Auburn University is planning to build a campus in China, a move that it says would make it the first U.S. college with a major physical presence in that country.
The Chinese campus, a partnership with Shanghai University, would be west of Shanghai in Danyang and would serve about 4,000 Chinese and American students, university officials said. The proposal still must be approved by the Chinese government and the Auburn board of trustees, but preliminary planning is under way and Chinese officials met with Auburn officials and Gov. Bob Riley to discuss the plans earlier this month.
The campus initially would offer engineering degrees from both universities, said Larry Benefield, dean of the college of engineering at Auburn. Other degrees could be offered at a later date.
Auburn officials expect to submit a formal request to the Chinese government by September, and then will develop a detailed plan.
Many U.S. universities offer classes in China, though they typically use rented space or have a smaller physical presence, not a traditional college campus.
"We would be the first fully operational (U.S.) campus in China," Benefield said.
Ralph Hing-Chung Zee, associate dean for research in Auburn's engineering school, said Danyang -- a collection of towns and townships with a total population of about 900,000 -- has a high-tech industrial base that's a natural for an engineering school.
The location being considered for the campus is like the city of Auburn, but without Auburn University, Zee said.
"They don't have a major university within about 50 miles," he said.
The cost of building the campus would be underwritten by the government of the city of Danyang, which is similar in scope to a large county government in the United States.
Many details remain to be worked out, Benefield said, and Auburn will have to work closely with accrediting agencies when developing its plan. But initial plans call for a curriculum identical to what's offered in the engineering school on the main campus at Auburn.
Students could choose between an Auburn track, for which classes would be taught in English, and a Shanghai University track, for which classes would be taught in Chinese. Those in the Auburn track would earn a degree from Auburn, and those in the Shanghai University track would earn a degree from that institution.
There also likely would be some trading of students, as U.S. students spend a year on the China campus and Chinese students spend a year studying on the main campus in Alabama, Benefield said.
"Maybe a student in chemical engineering would like to go to that campus and spend their entire junior year there," he said. "They could do that and not miss a beat."

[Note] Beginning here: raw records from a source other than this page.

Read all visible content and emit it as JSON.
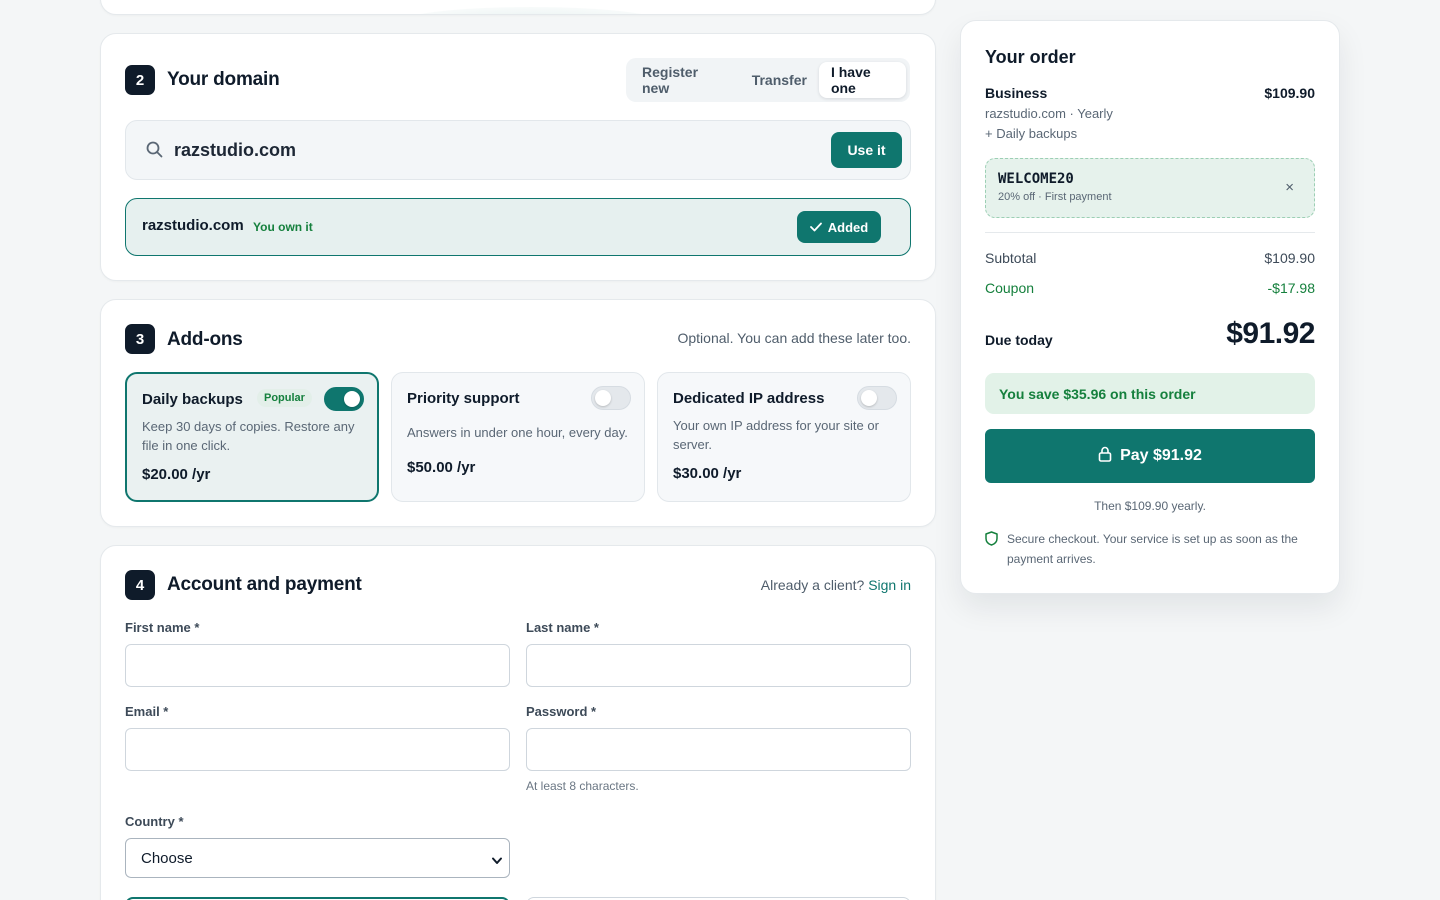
{
  "colors": {
    "accent": "#0f766e",
    "success": "#15803d",
    "dark": "#0f1b2a"
  },
  "domain_section": {
    "step": "2",
    "title": "Your domain",
    "tabs": [
      {
        "label": "Register new",
        "active": false
      },
      {
        "label": "Transfer",
        "active": false
      },
      {
        "label": "I have one",
        "active": true
      }
    ],
    "search_value": "razstudio.com",
    "use_button": "Use it",
    "result": {
      "domain": "razstudio.com",
      "tag": "You own it",
      "added_label": "Added"
    }
  },
  "addons_section": {
    "step": "3",
    "title": "Add-ons",
    "note": "Optional. You can add these later too.",
    "items": [
      {
        "title": "Daily backups",
        "badge": "Popular",
        "desc": "Keep 30 days of copies. Restore any file in one click.",
        "price": "$20.00 /yr",
        "enabled": true
      },
      {
        "title": "Priority support",
        "desc": "Answers in under one hour, every day.",
        "price": "$50.00 /yr",
        "enabled": false
      },
      {
        "title": "Dedicated IP address",
        "desc": "Your own IP address for your site or server.",
        "price": "$30.00 /yr",
        "enabled": false
      }
    ]
  },
  "account_section": {
    "step": "4",
    "title": "Account and payment",
    "signin_prompt": "Already a client?",
    "signin_link": "Sign in",
    "fields": {
      "first_name": "First name *",
      "last_name": "Last name *",
      "email": "Email *",
      "password": "Password *",
      "password_hint": "At least 8 characters.",
      "country": "Country *",
      "country_value": "Choose"
    }
  },
  "order": {
    "title": "Your order",
    "plan": "Business",
    "plan_price": "$109.90",
    "plan_detail": "razstudio.com · Yearly",
    "addon_line": "+ Daily backups",
    "coupon": {
      "code": "WELCOME20",
      "desc": "20% off · First payment",
      "remove": "×"
    },
    "subtotal_label": "Subtotal",
    "subtotal_value": "$109.90",
    "coupon_label": "Coupon",
    "coupon_value": "-$17.98",
    "due_label": "Due today",
    "due_value": "$91.92",
    "savings": "You save $35.96 on this order",
    "pay_label": "Pay $91.92",
    "then_text": "Then $109.90 yearly.",
    "secure_text": "Secure checkout. Your service is set up as soon as the payment arrives."
  }
}
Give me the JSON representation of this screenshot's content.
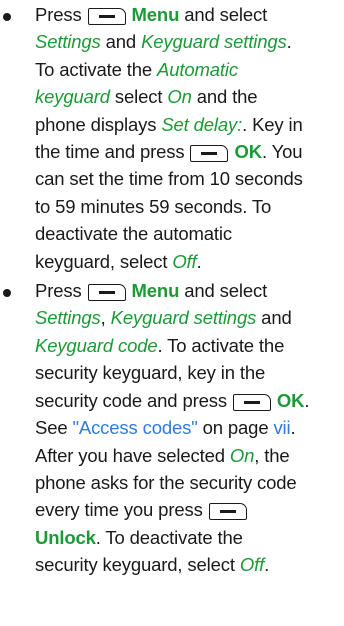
{
  "bullets": [
    {
      "lines": [
        [
          {
            "t": "Press "
          },
          {
            "key": "softkey-icon"
          },
          {
            "t": " "
          },
          {
            "t": "Menu",
            "s": "bold"
          },
          {
            "t": " and select"
          }
        ],
        [
          {
            "t": "Settings",
            "s": "italic"
          },
          {
            "t": " and "
          },
          {
            "t": "Keyguard settings",
            "s": "italic"
          },
          {
            "t": "."
          }
        ],
        [
          {
            "t": "To activate the "
          },
          {
            "t": "Automatic",
            "s": "italic"
          }
        ],
        [
          {
            "t": "keyguard",
            "s": "italic"
          },
          {
            "t": " select "
          },
          {
            "t": "On",
            "s": "italic"
          },
          {
            "t": " and the"
          }
        ],
        [
          {
            "t": "phone displays "
          },
          {
            "t": "Set delay:",
            "s": "italic"
          },
          {
            "t": ". Key in"
          }
        ],
        [
          {
            "t": "the time and press "
          },
          {
            "key": "softkey-icon"
          },
          {
            "t": " "
          },
          {
            "t": "OK",
            "s": "bold"
          },
          {
            "t": ". You"
          }
        ],
        [
          {
            "t": "can set the time from 10 seconds"
          }
        ],
        [
          {
            "t": "to 59 minutes 59 seconds. To"
          }
        ],
        [
          {
            "t": "deactivate the automatic"
          }
        ],
        [
          {
            "t": "keyguard, select "
          },
          {
            "t": "Off",
            "s": "italic"
          },
          {
            "t": "."
          }
        ]
      ]
    },
    {
      "lines": [
        [
          {
            "t": "Press "
          },
          {
            "key": "softkey-icon"
          },
          {
            "t": " "
          },
          {
            "t": "Menu",
            "s": "bold"
          },
          {
            "t": " and select"
          }
        ],
        [
          {
            "t": "Settings",
            "s": "italic"
          },
          {
            "t": ", "
          },
          {
            "t": "Keyguard settings",
            "s": "italic"
          },
          {
            "t": " and"
          }
        ],
        [
          {
            "t": "Keyguard code",
            "s": "italic"
          },
          {
            "t": ". To activate the"
          }
        ],
        [
          {
            "t": "security keyguard, key in the"
          }
        ],
        [
          {
            "t": "security code and press "
          },
          {
            "key": "softkey-icon"
          },
          {
            "t": " "
          },
          {
            "t": "OK",
            "s": "bold"
          },
          {
            "t": "."
          }
        ],
        [
          {
            "t": "See "
          },
          {
            "t": "\"Access codes\"",
            "s": "link"
          },
          {
            "t": " on page "
          },
          {
            "t": "vii",
            "s": "link"
          },
          {
            "t": "."
          }
        ],
        [
          {
            "t": "After you have selected "
          },
          {
            "t": "On",
            "s": "italic"
          },
          {
            "t": ", the"
          }
        ],
        [
          {
            "t": "phone asks for the security code"
          }
        ],
        [
          {
            "t": "every time you press "
          },
          {
            "key": "softkey-icon"
          }
        ],
        [
          {
            "t": "Unlock",
            "s": "bold"
          },
          {
            "t": ". To deactivate the"
          }
        ],
        [
          {
            "t": "security keyguard, select "
          },
          {
            "t": "Off",
            "s": "italic"
          },
          {
            "t": "."
          }
        ]
      ]
    }
  ]
}
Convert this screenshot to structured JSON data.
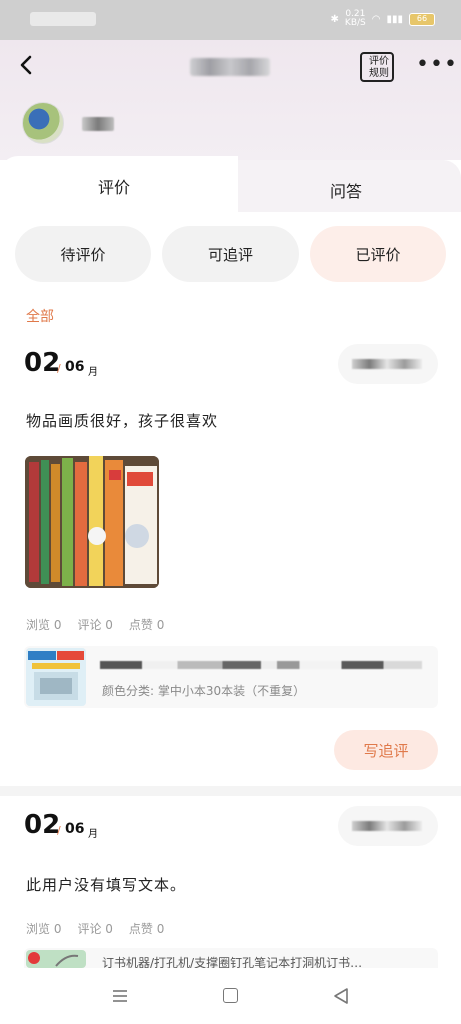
{
  "status_bar": {
    "speed": "0.21\nKB/S",
    "battery": "66"
  },
  "header": {
    "rules_label": "评价\n规则"
  },
  "tabs": [
    {
      "label": "评价",
      "active": true
    },
    {
      "label": "问答",
      "active": false
    }
  ],
  "filter_chips": [
    {
      "label": "待评价",
      "active": false
    },
    {
      "label": "可追评",
      "active": false
    },
    {
      "label": "已评价",
      "active": true
    }
  ],
  "filter_label": "全部",
  "reviews": [
    {
      "date_day": "02",
      "date_slash": "/",
      "date_month": "06",
      "date_unit": "月",
      "text": "物品画质很好，孩子很喜欢",
      "stats": [
        "浏览 0",
        "评论 0",
        "点赞 0"
      ],
      "product_sku": "颜色分类: 掌中小本30本装（不重复）",
      "followup_label": "写追评"
    },
    {
      "date_day": "02",
      "date_slash": "/",
      "date_month": "06",
      "date_unit": "月",
      "text": "此用户没有填写文本。",
      "stats": [
        "浏览 0",
        "评论 0",
        "点赞 0"
      ],
      "product_name": "订书机器/打孔机/支撑圈钉孔笔记本打洞机订书…"
    }
  ],
  "colors": {
    "accent": "#e0794a",
    "chip_active_bg": "#fdeee9",
    "chip_bg": "#f2f2f2",
    "header_bg": "#efe7ee"
  }
}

Auburn engineering professor C.T. Liu, a member of the Chinese Academy of Engineering, also is working on the project.
To read the article from The Birmingham News, click here.